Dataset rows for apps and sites
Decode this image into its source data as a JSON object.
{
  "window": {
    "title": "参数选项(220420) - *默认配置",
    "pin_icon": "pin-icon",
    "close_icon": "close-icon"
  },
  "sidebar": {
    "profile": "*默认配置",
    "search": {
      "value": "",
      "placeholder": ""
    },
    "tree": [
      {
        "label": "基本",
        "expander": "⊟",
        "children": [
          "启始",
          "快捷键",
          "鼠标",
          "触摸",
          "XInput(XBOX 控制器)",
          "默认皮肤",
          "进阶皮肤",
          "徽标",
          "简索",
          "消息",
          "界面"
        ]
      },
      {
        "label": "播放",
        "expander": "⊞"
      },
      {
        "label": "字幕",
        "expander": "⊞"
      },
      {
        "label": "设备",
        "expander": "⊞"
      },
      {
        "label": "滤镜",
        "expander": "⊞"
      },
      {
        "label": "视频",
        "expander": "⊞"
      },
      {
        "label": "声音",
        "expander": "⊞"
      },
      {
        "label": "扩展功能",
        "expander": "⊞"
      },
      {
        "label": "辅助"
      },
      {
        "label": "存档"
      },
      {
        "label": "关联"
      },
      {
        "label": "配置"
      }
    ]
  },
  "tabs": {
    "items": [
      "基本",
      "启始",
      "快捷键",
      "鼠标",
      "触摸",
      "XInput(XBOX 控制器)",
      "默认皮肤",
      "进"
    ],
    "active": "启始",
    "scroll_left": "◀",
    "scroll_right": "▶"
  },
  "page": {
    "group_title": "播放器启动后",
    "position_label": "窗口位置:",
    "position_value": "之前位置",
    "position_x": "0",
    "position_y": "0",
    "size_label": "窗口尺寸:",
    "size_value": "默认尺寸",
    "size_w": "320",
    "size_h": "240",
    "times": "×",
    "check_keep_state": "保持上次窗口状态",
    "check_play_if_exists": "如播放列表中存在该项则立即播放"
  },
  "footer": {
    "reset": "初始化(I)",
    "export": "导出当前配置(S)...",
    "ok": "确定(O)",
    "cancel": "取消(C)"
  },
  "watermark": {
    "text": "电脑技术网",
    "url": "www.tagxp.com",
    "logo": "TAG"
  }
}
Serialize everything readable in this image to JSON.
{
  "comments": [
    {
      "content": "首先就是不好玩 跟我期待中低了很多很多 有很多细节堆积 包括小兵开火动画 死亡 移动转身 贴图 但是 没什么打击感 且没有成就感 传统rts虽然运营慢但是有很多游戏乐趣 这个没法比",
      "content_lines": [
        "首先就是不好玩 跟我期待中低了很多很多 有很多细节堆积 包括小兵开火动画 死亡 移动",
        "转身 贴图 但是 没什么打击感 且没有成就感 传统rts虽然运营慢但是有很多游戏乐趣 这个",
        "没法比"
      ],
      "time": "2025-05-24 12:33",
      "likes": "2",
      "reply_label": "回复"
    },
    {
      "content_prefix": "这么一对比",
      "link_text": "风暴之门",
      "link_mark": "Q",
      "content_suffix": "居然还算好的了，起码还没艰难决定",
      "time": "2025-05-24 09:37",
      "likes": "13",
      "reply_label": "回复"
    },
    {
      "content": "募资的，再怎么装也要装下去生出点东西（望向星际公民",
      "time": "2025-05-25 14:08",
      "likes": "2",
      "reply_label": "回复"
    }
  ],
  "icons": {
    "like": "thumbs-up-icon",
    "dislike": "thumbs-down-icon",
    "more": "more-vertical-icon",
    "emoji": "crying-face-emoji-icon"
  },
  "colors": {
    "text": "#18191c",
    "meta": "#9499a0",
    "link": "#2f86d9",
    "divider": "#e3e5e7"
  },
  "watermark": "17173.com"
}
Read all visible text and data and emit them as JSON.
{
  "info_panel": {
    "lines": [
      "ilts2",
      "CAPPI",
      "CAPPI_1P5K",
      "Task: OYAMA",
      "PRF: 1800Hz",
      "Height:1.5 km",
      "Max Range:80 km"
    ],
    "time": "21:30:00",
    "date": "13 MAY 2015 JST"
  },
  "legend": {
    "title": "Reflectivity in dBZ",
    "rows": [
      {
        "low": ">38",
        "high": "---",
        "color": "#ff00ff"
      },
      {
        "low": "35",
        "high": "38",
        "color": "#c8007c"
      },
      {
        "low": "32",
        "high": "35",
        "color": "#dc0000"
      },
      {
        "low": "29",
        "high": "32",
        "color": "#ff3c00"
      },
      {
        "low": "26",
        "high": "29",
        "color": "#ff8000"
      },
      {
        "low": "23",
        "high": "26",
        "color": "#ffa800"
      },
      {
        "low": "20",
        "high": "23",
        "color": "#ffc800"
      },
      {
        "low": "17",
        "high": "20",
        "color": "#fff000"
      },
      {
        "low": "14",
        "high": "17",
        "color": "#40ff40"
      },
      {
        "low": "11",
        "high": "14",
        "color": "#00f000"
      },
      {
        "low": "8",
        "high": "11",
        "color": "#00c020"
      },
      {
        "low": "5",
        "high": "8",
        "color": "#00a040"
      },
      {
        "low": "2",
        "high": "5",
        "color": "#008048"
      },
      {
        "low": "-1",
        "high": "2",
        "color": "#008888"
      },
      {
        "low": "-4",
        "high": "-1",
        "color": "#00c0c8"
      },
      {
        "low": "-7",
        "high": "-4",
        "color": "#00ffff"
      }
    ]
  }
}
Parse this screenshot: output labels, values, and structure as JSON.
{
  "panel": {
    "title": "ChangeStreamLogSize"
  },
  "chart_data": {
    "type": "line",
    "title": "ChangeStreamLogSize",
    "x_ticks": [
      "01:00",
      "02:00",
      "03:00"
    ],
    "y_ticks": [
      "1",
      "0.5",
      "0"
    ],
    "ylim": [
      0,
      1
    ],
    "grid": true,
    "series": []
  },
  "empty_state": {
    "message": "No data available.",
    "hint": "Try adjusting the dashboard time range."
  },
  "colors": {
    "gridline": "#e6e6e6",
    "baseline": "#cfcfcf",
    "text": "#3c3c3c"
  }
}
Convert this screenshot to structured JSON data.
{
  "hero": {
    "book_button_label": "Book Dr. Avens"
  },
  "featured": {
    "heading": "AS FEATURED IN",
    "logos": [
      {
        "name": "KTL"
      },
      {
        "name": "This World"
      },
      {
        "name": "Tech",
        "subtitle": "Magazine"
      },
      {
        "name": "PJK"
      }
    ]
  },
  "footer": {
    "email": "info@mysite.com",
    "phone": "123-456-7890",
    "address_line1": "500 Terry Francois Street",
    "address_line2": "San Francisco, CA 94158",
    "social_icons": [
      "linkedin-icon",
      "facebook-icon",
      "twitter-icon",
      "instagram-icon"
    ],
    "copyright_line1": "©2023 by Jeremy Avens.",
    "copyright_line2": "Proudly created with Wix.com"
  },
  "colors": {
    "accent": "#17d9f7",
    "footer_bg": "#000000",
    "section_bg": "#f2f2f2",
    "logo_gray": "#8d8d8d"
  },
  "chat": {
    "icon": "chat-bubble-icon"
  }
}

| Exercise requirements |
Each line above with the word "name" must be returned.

| Result of this task |
        "name": "KTL"
        "name": "This World"
        "name": "Tech",
        "name": "PJK"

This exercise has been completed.